Another example of how knowledge management technologies are being applied to modern medicine is in the areas of medical voice recognition.15 With the increasing cost and delays associated with traditional transcription services, where clinicians and hospitals pay typists to transcribe their recorded transcripts of patient findings, there is renewed interest in alternative recording technologies. One of the most promising, voice recognition, requires that context-specific language models be created for each area of practice. For example, there are typically different language models for radiology, oncology, pathology, and primary care. Creating a language model, which describes both the vocabulary and probability of word phrases, requires processing thousands of typical medical records for a given speciality. These prototypical records must be selected and analysed carefully for the best results.
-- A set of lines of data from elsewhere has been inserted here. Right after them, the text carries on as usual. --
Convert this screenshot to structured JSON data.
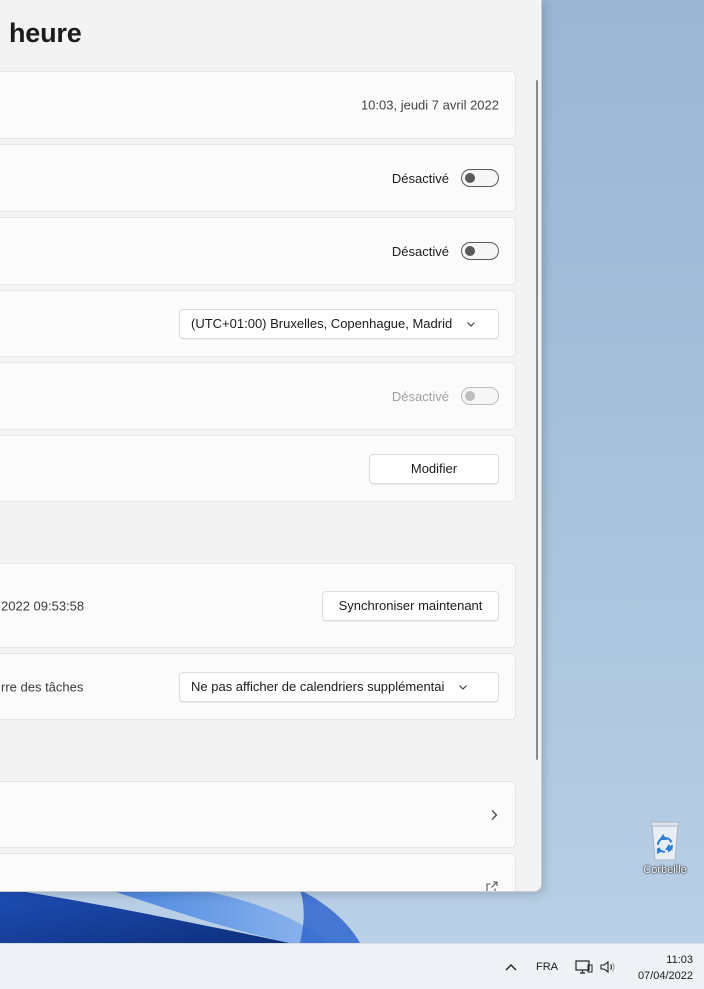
{
  "page": {
    "title": "heure"
  },
  "rows": {
    "current_datetime": "10:03, jeudi 7 avril 2022",
    "auto_time": {
      "state_label": "Désactivé"
    },
    "auto_timezone": {
      "state_label": "Désactivé"
    },
    "timezone": {
      "selected": "(UTC+01:00) Bruxelles, Copenhague, Madrid"
    },
    "dst": {
      "state_label": "Désactivé"
    },
    "manual_datetime": {
      "button_label": "Modifier"
    },
    "sync": {
      "last_sync_text": "2022 09:53:58",
      "button_label": "Synchroniser maintenant"
    },
    "extra_calendars": {
      "label": "rre des tâches",
      "selected": "Ne pas afficher de calendriers supplémentai"
    }
  },
  "desktop": {
    "recycle_bin_label": "Corbeille"
  },
  "taskbar": {
    "language": "FRA",
    "time": "11:03",
    "date": "07/04/2022"
  },
  "colors": {
    "wallpaper": "#9bb8d6",
    "window_bg": "#f3f3f3",
    "card_bg": "#fbfbfb",
    "accent_blue": "#1a63c6"
  }
}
A third example of how knowledge management techniques are being applied in modern medicine is in maximising the reimbursement to clinicians from third-party payers. Because the rules of reimbursement are so convoluted and difficult to understand, many clinicians simply accept lower pay for more work. Others are looking actively to utilities that can help them decide how to best manage their time and their patient care practices to receive appropriate compensation. For example, there are systems that interactively process the EMR and inform the clinician, during the patient encounter, that how to increase reimbursement without compromising the quality of patient care or subjecting the patient to any unnecessary procedures. These knowledge-based systems suggest, for example, that the clinician might want to examine the ears in order to move from one payment level to another (which can amount to approximately $45 for an additional 30 seconds of work). The danger, of course, is that clinicians can use these programs to “game” the healthcare reimbursement system, increasing the cost of healthcare in the long term.
Knowledge management has a key role in the practice and management of modern medicine. Due to economic pressures, the clinical role is greatly overshadowed by systems and techniques that have a direct, immediate impact on the bottom line. Medicine has become big business, and knowledge management has become another tool in the healthcare administrator’s arsenal against the bottom line.
Bryan Bergeron is MD at MGH Critical Care. He can be contacted at: